*** Source material ***

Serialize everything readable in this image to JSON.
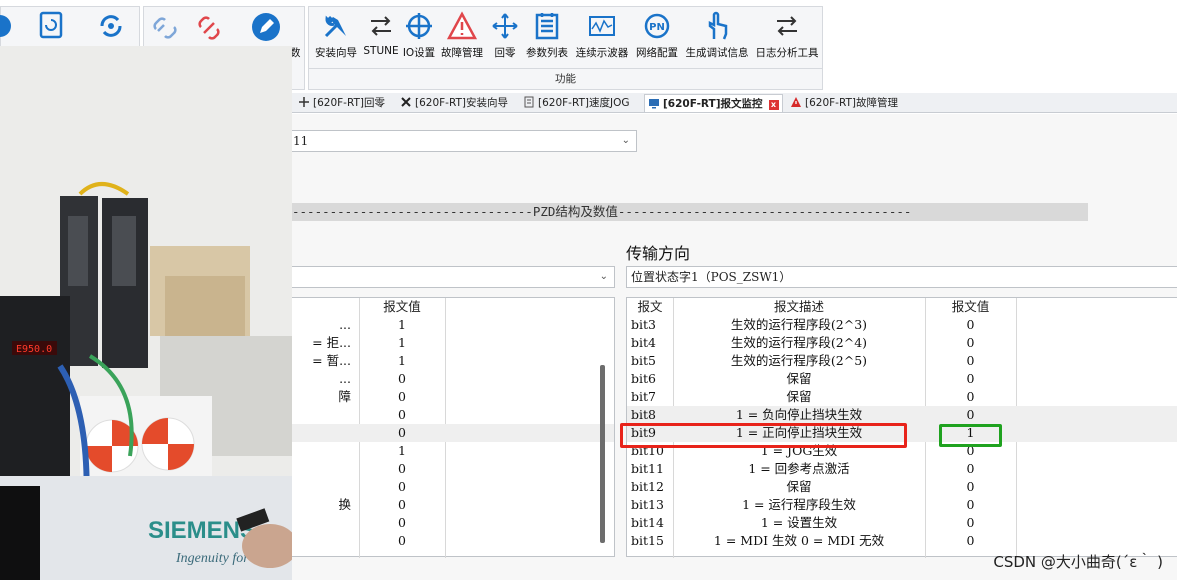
{
  "ribbon": {
    "group_label": "功能",
    "partial_label": "数",
    "buttons": [
      {
        "label": "安装向导",
        "icon": "wrench-screwdriver-icon"
      },
      {
        "label": "STUNE",
        "icon": "arrows-tune-icon"
      },
      {
        "label": "IO设置",
        "icon": "crosshair-icon"
      },
      {
        "label": "故障管理",
        "icon": "warning-triangle-icon"
      },
      {
        "label": "回零",
        "icon": "home-return-icon"
      },
      {
        "label": "参数列表",
        "icon": "list-table-icon"
      },
      {
        "label": "连续示波器",
        "icon": "oscilloscope-icon"
      },
      {
        "label": "网络配置",
        "icon": "network-pn-icon"
      },
      {
        "label": "生成调试信息",
        "icon": "touch-hand-icon"
      },
      {
        "label": "日志分析工具",
        "icon": "log-arrows-icon"
      }
    ]
  },
  "tabs": [
    {
      "label": "[620F-RT]回零",
      "icon": "home-return-icon"
    },
    {
      "label": "[620F-RT]安装向导",
      "icon": "wrench-screwdriver-icon"
    },
    {
      "label": "[620F-RT]速度JOG",
      "icon": "speed-jog-icon"
    },
    {
      "label": "[620F-RT]报文监控",
      "icon": "monitor-icon",
      "active": true
    },
    {
      "label": "[620F-RT]故障管理",
      "icon": "warning-triangle-icon"
    }
  ],
  "top_combo": {
    "value": "11"
  },
  "pzd": {
    "title": "--------------------------------PZD结构及数值---------------------------------------"
  },
  "direction": {
    "label": "传输方向"
  },
  "right_combo": {
    "value": "位置状态字1（POS_ZSW1）"
  },
  "left_table": {
    "header_value": "报文值",
    "rows": [
      {
        "desc": "...",
        "value": "1"
      },
      {
        "desc": "= 拒...",
        "value": "1"
      },
      {
        "desc": "= 暂...",
        "value": "1"
      },
      {
        "desc": "...",
        "value": "0"
      },
      {
        "desc": "障",
        "value": "0"
      },
      {
        "desc": "",
        "value": "0"
      },
      {
        "desc": "",
        "value": "0"
      },
      {
        "desc": "",
        "value": "1"
      },
      {
        "desc": "",
        "value": "0"
      },
      {
        "desc": "",
        "value": "0"
      },
      {
        "desc": "换",
        "value": "0"
      },
      {
        "desc": "",
        "value": "0"
      },
      {
        "desc": "",
        "value": "0"
      }
    ]
  },
  "right_table": {
    "headers": [
      "报文",
      "报文描述",
      "报文值"
    ],
    "rows": [
      {
        "bit": "bit3",
        "desc": "生效的运行程序段(2^3)",
        "value": "0"
      },
      {
        "bit": "bit4",
        "desc": "生效的运行程序段(2^4)",
        "value": "0"
      },
      {
        "bit": "bit5",
        "desc": "生效的运行程序段(2^5)",
        "value": "0"
      },
      {
        "bit": "bit6",
        "desc": "保留",
        "value": "0"
      },
      {
        "bit": "bit7",
        "desc": "保留",
        "value": "0"
      },
      {
        "bit": "bit8",
        "desc": "1 = 负向停止挡块生效",
        "value": "0"
      },
      {
        "bit": "bit9",
        "desc": "1 = 正向停止挡块生效",
        "value": "1"
      },
      {
        "bit": "bit10",
        "desc": "1 = JOG生效",
        "value": "0"
      },
      {
        "bit": "bit11",
        "desc": "1 = 回参考点激活",
        "value": "0"
      },
      {
        "bit": "bit12",
        "desc": "保留",
        "value": "0"
      },
      {
        "bit": "bit13",
        "desc": "1 = 运行程序段生效",
        "value": "0"
      },
      {
        "bit": "bit14",
        "desc": "1 = 设置生效",
        "value": "0"
      },
      {
        "bit": "bit15",
        "desc": "1 = MDI 生效  0 = MDI 无效",
        "value": "0"
      }
    ]
  },
  "photo": {
    "siemens_text": "SIEMENS",
    "slogan": "Ingenuity for life",
    "display_value": "E950.0"
  },
  "watermark": "CSDN @大小曲奇(´ε｀ )",
  "colors": {
    "highlight_red": "#e8231a",
    "highlight_green": "#1fa21f",
    "accent_blue": "#1a73c9"
  }
}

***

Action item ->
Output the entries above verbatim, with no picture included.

Solution to this exercise ->
Serialize everything readable in this image to JSON.
{
  "ribbon": {
    "group_label": "功能",
    "partial_label": "数",
    "buttons": [
      {
        "label": "安装向导",
        "icon": "wrench-screwdriver-icon"
      },
      {
        "label": "STUNE",
        "icon": "arrows-tune-icon"
      },
      {
        "label": "IO设置",
        "icon": "crosshair-icon"
      },
      {
        "label": "故障管理",
        "icon": "warning-triangle-icon"
      },
      {
        "label": "回零",
        "icon": "home-return-icon"
      },
      {
        "label": "参数列表",
        "icon": "list-table-icon"
      },
      {
        "label": "连续示波器",
        "icon": "oscilloscope-icon"
      },
      {
        "label": "网络配置",
        "icon": "network-pn-icon"
      },
      {
        "label": "生成调试信息",
        "icon": "touch-hand-icon"
      },
      {
        "label": "日志分析工具",
        "icon": "log-arrows-icon"
      }
    ]
  },
  "tabs": [
    {
      "label": "[620F-RT]回零",
      "icon": "home-return-icon"
    },
    {
      "label": "[620F-RT]安装向导",
      "icon": "wrench-screwdriver-icon"
    },
    {
      "label": "[620F-RT]速度JOG",
      "icon": "speed-jog-icon"
    },
    {
      "label": "[620F-RT]报文监控",
      "icon": "monitor-icon",
      "active": true
    },
    {
      "label": "[620F-RT]故障管理",
      "icon": "warning-triangle-icon"
    }
  ],
  "top_combo": {
    "value": "11"
  },
  "pzd": {
    "title": "--------------------------------PZD结构及数值---------------------------------------"
  },
  "direction": {
    "label": "传输方向"
  },
  "right_combo": {
    "value": "位置状态字1（POS_ZSW1）"
  },
  "left_table": {
    "header_value": "报文值",
    "rows": [
      {
        "desc": "...",
        "value": "1"
      },
      {
        "desc": "= 拒...",
        "value": "1"
      },
      {
        "desc": "= 暂...",
        "value": "1"
      },
      {
        "desc": "...",
        "value": "0"
      },
      {
        "desc": "障",
        "value": "0"
      },
      {
        "desc": "",
        "value": "0"
      },
      {
        "desc": "",
        "value": "0"
      },
      {
        "desc": "",
        "value": "1"
      },
      {
        "desc": "",
        "value": "0"
      },
      {
        "desc": "",
        "value": "0"
      },
      {
        "desc": "换",
        "value": "0"
      },
      {
        "desc": "",
        "value": "0"
      },
      {
        "desc": "",
        "value": "0"
      }
    ]
  },
  "right_table": {
    "headers": [
      "报文",
      "报文描述",
      "报文值"
    ],
    "rows": [
      {
        "bit": "bit3",
        "desc": "生效的运行程序段(2^3)",
        "value": "0"
      },
      {
        "bit": "bit4",
        "desc": "生效的运行程序段(2^4)",
        "value": "0"
      },
      {
        "bit": "bit5",
        "desc": "生效的运行程序段(2^5)",
        "value": "0"
      },
      {
        "bit": "bit6",
        "desc": "保留",
        "value": "0"
      },
      {
        "bit": "bit7",
        "desc": "保留",
        "value": "0"
      },
      {
        "bit": "bit8",
        "desc": "1 = 负向停止挡块生效",
        "value": "0"
      },
      {
        "bit": "bit9",
        "desc": "1 = 正向停止挡块生效",
        "value": "1"
      },
      {
        "bit": "bit10",
        "desc": "1 = JOG生效",
        "value": "0"
      },
      {
        "bit": "bit11",
        "desc": "1 = 回参考点激活",
        "value": "0"
      },
      {
        "bit": "bit12",
        "desc": "保留",
        "value": "0"
      },
      {
        "bit": "bit13",
        "desc": "1 = 运行程序段生效",
        "value": "0"
      },
      {
        "bit": "bit14",
        "desc": "1 = 设置生效",
        "value": "0"
      },
      {
        "bit": "bit15",
        "desc": "1 = MDI 生效  0 = MDI 无效",
        "value": "0"
      }
    ]
  },
  "photo": {
    "siemens_text": "SIEMENS",
    "slogan": "Ingenuity for life",
    "display_value": "E950.0"
  },
  "watermark": "CSDN @大小曲奇(´ε｀ )",
  "colors": {
    "highlight_red": "#e8231a",
    "highlight_green": "#1fa21f",
    "accent_blue": "#1a73c9"
  }
}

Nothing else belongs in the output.